Q. Is there anything I should do before I attend the Unit?
A. Yes. You should wear light clothing under your outdoor attire as the temperature in the MR imager can get pleasantly warm. Women should not wear any makeup or at least should bring a cleansing cream to remove it before the scan. Hairspray, hair gel or mouse should not be applied on the day of the scan. You may eat normally before the scan.
Vix’s A. Wear decent knickers and socks. It doesn’t matter about your bra as you have to take that off. Moisturise well. I cursed myself as I realised that the “sculpting mud” I’d put in my hair, probably should be there. Eat breakfast, after all it’s the most important meal of the day, and you’ll need something to throw-up. Drink water, as you’ll need lots of protons to get excited and relax. Do your normal morning ablutions. Ask all those who care about you to beam positive energies, of the magnetic resonance kind, to your location, at the specific time on the specific date of your scan. Whilst in the scanner I have five missed calls, seven text messages and a dozen messages on Facebook about my “status update”. Fortunately my phone was turned off while I lay horizontal in my metal-free tube, ears plugged, muffed, bandana and mask on. I recommend that you take a friend who can make you laugh, even in tough times. Get there in plenty of time so that your anxiety levels can be modestly reduced, but be prepared to wait, as it seems the scheduling of scans never fits quite with the conventional clocks. Smile at your scanner siblings. Expect to feel a bit anxious. Prepare for your Pre-scan Interview: Do I have a cardiac pacemaker or an artificial heart valve? No; have I had an aneurysm in my brain clipped or treated? Not as far as I’m aware; Have I, at any time in my life, had metal fragments or filings enter my eyes? No, not unless someone did it while I was sleeping; Do I have any implants, stents or shunts in my body? Nope, my breasts are all home-grown and I have no stenty shunty things. Am I pregnant? Chance would be a fine thing, stupid question. Have I had any surgery within six weeks of the scan date? Nope, I’ve just had my 1 year anniversary since my last surgery thanks. Do I suffer or have I suffered from kidney failure? Blimey, I thought my brain was the problem, my kidneys are doing just fine thanks. Do you suffer from anxiety, fits or epilepsy? I had been pretty anxious about this scan. The interviewer asked my if I had had an MRI scan of my head before, and as I nodded she said “so you’ll remember the noise then”. My silent reply was that it wasn’t quite the highlight of 2010 for me. This is an interview that I was successful in. I got my scan.
Vicky’s supplementary Questions:

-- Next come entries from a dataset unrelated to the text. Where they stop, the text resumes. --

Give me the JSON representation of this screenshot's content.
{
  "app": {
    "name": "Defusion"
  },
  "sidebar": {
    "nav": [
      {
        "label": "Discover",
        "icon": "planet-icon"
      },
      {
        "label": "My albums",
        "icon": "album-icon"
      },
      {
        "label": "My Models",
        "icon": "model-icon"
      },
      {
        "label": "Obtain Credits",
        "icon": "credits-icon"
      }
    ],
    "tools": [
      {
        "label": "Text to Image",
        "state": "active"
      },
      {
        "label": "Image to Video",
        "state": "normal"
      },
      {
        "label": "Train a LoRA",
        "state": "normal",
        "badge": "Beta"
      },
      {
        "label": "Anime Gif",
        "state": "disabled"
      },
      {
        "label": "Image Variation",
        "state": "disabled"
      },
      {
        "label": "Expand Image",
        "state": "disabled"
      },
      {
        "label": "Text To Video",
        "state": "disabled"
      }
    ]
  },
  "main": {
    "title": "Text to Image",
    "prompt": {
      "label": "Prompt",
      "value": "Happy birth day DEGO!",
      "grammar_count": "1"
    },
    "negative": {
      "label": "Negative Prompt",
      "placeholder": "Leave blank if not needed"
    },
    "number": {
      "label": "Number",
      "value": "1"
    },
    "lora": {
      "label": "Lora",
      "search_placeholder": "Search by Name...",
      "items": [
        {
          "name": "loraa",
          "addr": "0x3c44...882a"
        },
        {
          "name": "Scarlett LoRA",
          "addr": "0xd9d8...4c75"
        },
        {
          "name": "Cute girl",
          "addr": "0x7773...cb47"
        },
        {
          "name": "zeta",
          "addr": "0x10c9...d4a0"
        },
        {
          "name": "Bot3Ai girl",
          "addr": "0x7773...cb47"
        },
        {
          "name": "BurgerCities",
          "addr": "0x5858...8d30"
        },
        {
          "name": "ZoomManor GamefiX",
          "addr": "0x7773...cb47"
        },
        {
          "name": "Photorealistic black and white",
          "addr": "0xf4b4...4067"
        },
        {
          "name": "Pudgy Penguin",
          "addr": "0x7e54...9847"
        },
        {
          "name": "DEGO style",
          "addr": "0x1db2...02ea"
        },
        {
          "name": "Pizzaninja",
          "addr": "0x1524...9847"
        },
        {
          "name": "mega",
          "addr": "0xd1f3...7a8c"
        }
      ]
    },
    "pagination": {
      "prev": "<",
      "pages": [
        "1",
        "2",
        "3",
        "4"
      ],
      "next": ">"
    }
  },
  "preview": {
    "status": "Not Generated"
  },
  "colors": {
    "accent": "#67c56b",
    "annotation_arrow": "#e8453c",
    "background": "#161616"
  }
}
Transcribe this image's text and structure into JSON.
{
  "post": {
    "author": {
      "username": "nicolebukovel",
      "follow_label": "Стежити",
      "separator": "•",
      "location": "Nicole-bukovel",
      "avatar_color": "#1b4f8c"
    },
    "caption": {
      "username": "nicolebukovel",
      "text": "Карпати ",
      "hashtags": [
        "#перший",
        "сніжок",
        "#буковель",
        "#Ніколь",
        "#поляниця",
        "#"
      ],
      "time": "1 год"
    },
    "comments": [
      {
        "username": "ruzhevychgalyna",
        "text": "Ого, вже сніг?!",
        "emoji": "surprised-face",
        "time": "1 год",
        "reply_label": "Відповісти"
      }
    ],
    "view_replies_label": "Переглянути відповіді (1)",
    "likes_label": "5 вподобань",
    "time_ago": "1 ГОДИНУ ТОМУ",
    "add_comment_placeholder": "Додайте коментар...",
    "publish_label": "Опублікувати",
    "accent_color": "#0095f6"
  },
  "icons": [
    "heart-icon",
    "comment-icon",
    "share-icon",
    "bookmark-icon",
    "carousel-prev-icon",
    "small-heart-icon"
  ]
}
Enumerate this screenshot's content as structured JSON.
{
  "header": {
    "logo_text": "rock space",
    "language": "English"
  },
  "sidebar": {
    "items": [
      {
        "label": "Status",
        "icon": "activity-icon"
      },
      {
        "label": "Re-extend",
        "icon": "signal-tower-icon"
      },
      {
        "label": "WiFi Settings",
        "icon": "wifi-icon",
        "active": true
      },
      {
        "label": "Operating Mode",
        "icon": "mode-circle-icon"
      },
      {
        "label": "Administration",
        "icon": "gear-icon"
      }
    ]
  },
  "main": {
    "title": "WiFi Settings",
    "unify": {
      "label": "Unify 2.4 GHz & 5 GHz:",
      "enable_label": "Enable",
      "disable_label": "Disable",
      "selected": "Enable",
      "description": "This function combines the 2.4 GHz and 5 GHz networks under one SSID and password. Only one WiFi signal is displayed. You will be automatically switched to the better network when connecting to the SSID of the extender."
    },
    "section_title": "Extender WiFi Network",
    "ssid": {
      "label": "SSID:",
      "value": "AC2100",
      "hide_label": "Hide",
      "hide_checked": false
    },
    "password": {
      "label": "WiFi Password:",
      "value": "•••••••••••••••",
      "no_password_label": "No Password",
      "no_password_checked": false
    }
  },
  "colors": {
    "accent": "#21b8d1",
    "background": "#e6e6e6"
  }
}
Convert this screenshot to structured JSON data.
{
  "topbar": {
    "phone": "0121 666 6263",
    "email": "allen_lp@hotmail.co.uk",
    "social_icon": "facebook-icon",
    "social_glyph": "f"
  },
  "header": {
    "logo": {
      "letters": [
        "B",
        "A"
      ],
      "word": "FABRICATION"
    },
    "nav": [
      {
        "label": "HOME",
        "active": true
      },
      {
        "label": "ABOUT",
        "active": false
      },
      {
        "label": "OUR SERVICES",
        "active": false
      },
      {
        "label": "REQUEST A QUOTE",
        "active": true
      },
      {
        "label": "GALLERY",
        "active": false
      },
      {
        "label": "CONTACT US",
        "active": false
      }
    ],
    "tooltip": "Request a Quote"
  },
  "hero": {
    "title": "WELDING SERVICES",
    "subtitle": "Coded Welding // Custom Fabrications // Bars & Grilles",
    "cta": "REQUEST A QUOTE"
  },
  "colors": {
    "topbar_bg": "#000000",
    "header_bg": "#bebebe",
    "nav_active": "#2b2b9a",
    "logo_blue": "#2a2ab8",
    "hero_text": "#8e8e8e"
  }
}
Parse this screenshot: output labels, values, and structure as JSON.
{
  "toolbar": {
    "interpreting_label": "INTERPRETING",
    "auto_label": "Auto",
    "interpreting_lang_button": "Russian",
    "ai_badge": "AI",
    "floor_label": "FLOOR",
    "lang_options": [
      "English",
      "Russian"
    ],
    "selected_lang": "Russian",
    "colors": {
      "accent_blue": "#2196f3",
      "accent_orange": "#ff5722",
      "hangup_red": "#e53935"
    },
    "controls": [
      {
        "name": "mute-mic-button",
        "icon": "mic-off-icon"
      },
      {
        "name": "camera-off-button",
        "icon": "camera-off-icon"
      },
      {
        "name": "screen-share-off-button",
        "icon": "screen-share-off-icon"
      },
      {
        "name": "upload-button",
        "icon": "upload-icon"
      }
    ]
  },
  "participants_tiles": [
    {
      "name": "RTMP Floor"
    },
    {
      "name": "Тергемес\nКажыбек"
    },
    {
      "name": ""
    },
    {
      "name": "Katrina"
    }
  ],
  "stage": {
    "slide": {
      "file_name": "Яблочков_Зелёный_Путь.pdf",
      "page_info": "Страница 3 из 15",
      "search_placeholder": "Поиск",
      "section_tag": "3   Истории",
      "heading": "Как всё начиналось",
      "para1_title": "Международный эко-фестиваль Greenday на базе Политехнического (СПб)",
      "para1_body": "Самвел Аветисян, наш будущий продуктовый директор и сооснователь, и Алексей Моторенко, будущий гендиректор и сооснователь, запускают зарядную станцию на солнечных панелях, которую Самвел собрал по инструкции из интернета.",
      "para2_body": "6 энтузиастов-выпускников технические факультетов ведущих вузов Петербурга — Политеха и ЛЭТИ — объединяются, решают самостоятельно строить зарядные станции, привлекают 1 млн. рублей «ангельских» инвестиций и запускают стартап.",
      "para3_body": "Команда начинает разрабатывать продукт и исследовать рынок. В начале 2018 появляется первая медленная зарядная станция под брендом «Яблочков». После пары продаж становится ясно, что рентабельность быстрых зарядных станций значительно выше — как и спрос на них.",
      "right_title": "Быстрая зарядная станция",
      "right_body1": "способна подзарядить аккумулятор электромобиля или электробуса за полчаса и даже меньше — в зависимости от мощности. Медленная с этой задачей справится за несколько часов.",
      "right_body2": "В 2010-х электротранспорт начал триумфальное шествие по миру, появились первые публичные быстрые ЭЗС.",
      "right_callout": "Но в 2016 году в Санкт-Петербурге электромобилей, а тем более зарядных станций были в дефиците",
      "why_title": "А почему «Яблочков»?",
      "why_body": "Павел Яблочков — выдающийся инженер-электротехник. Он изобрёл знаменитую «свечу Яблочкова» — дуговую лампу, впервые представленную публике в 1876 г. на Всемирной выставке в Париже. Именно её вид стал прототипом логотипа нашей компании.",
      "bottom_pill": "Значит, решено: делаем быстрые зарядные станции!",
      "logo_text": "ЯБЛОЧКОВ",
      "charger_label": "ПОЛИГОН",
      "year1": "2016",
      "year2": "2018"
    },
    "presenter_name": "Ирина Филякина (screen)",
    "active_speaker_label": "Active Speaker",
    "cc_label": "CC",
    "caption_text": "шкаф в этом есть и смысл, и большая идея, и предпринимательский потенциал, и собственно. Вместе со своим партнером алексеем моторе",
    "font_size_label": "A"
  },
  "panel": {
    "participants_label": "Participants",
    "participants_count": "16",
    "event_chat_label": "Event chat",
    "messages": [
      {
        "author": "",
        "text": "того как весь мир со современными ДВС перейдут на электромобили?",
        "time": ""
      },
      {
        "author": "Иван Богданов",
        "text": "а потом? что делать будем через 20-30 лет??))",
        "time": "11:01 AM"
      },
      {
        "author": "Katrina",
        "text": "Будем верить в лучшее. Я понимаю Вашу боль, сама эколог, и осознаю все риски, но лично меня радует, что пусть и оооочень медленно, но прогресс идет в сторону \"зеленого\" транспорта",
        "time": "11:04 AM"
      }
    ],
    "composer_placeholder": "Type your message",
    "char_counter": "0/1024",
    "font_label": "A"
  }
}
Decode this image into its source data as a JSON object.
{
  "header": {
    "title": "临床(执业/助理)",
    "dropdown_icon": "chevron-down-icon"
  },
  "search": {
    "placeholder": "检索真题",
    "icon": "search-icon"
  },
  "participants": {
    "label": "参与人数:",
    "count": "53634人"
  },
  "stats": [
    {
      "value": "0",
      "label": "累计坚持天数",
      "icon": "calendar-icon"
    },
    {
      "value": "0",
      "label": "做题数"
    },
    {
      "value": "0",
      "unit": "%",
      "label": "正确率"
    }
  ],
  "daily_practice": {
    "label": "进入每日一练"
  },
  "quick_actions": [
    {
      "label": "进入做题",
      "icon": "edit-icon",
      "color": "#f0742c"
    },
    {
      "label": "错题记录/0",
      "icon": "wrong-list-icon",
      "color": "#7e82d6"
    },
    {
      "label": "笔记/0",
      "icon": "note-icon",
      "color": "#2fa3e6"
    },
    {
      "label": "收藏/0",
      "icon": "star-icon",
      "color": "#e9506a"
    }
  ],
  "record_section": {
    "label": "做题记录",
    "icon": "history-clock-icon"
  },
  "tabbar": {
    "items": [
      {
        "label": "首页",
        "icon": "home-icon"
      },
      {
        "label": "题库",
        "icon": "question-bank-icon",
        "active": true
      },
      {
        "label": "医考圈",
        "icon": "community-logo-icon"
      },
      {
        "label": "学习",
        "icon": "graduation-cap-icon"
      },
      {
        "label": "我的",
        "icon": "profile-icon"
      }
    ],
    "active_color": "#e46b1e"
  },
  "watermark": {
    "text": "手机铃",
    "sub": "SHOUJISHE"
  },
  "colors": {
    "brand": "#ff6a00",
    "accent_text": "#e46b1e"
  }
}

Who will be present while I am being scanned?
Vix’s A. Imaging Team members, will be doing their jobs with a modest scrape of compassion and empathy of what they are putting you through.
Can I bring my friend with me? I mean, can they really come with me into the scanner, to hold my hand? We could surely fit in, we’re good mates, we could go head to tail, or do spoons, or the press-up plank. It would be like two for the price of one, BOGOF?
Do I get a prize if I’m not sick inside the machine?
Imaging adventures: MRI for beginners
Vicky Galbraith, 14 November 2011